TV-Centric Creatives Get A Little Cranky

On May 25th, Brand Republic claimed, “the digital world really made its mark at last night’s D&AD ceremony.” But DDB London creative Rob Messeter ain’t buyin’ it. In a guest post on Scamp he says:

I know it’s the future and everything, and everyone seems to be wetting themselves with excitement over it (particularly marketing people) but, is it me, or is most online advertising really pony?
I’m not just talking about the big shouty garish banners, or the annoying pop up things, I’m actually thinking of the supposedly award-winning stuff.

Here’s a link to the winning entries, so you can judge for yourself.
An anonymous commenter on Scamp weighed in with this ego-based drivel, “the unfortunate reality, ladies and gentlemen, is that our industry is rapidly losing its glamour and the geeks are taking over. and there’s bugger all we can do about it.”

About David Burn

Co-founder and editor of AdPulp. I wrote my first ad for a political candidate when I was 17 years old. She won her race and I felt the seductive power of advertising for the first time. I worked for seven agencies in five states before launching my own practice in 2009. Today, I am head of brand strategy and creative at Bonehook in Portland, Oregon.


  1. I don’t know what pony means, but if these “old guard” creatives would spend even 20 minutes looking into the potential of digital creativity they would be wetting themselves with delight over the possibilities.

  2. I’m convinced the ‘old guard’ will never get it. There too full of themselves and their ‘visions’ to learn anything new.
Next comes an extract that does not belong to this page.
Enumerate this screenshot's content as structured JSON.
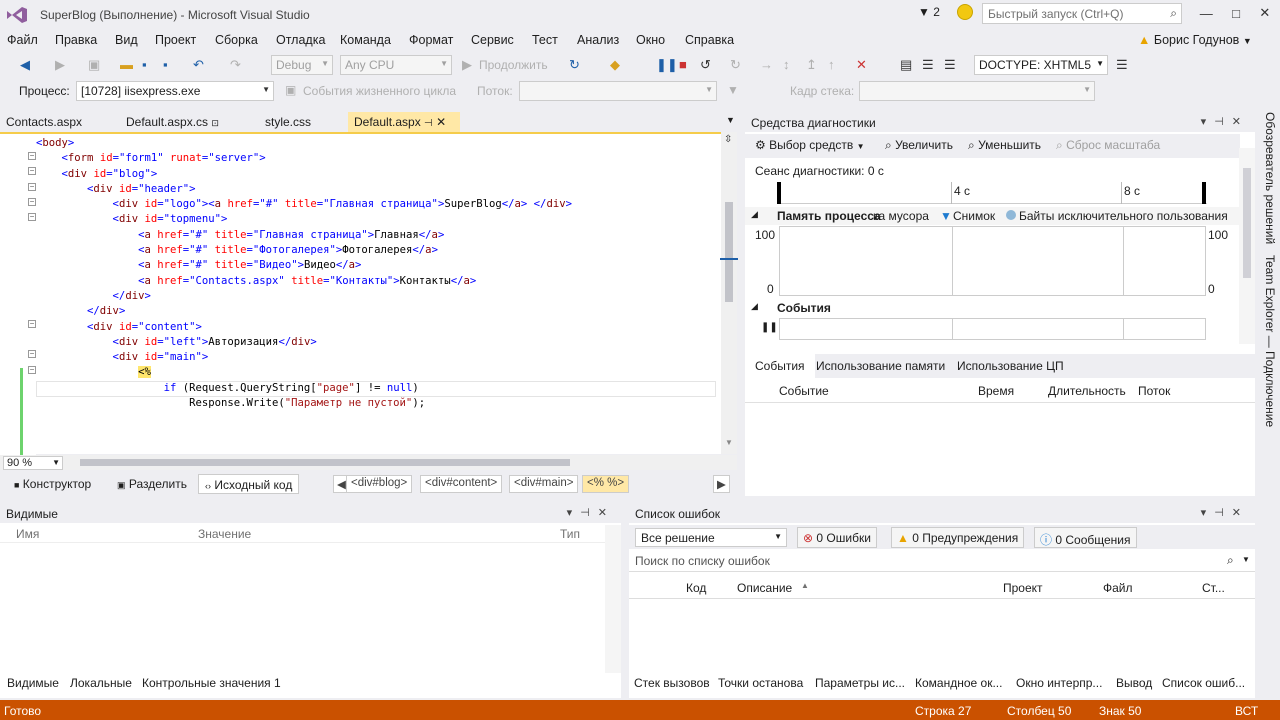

Learning and exploring are things they are not interested. It would mean they’d actually have to admit they don’t know everything.

  3. It’s sad, really to gaze upon those who fashion themselves as industry stars. What’s their thinking based upon? The fact that one-tenth of one percent go to Cannes in springtime? Or that we spend precious time in dark editing booths, the same booths that Hollywood occupies?
    We find clever ways to sell things via mass- and micro-media. That’s our job. Where’s the glamour in that?

  4. Digital does not bring as much fame as broadcast media.
    The day it does I am sure many a pompous creative director will be happy to jump on the bandwagon.

  5. Indeed. The days of $800,000 TV boondoggles to Kenya to shoot a stupid fucking Ford car driving in and out of cones with giraffes in the background are over. Sorry. Move over.

  6. while it’s obvious that digital advertising/marketing can offer great creative opportunities, i can also understand the dismay over the steady decline of big TV spots. it is quite fun to go on a shoot, hang with the director, sit in an editing room etc. it may be ego driven on some level, but for many of us, we just simply enjoy it. that doesn’t mean you can’t enjoy the process on the digital side, but for some, i imagine, it will never offer the same level of excitement.

  7. T, i agree.
    I think there are many creatives drawn to this business in part because they percieve it as hollywood fantasy camp.
    But honestly, even if your ultimate dream is great broadcast spots, working in a kickass online conjunction will help your clients prove their investment paid off, and help convince them of the value of great broadcast spots.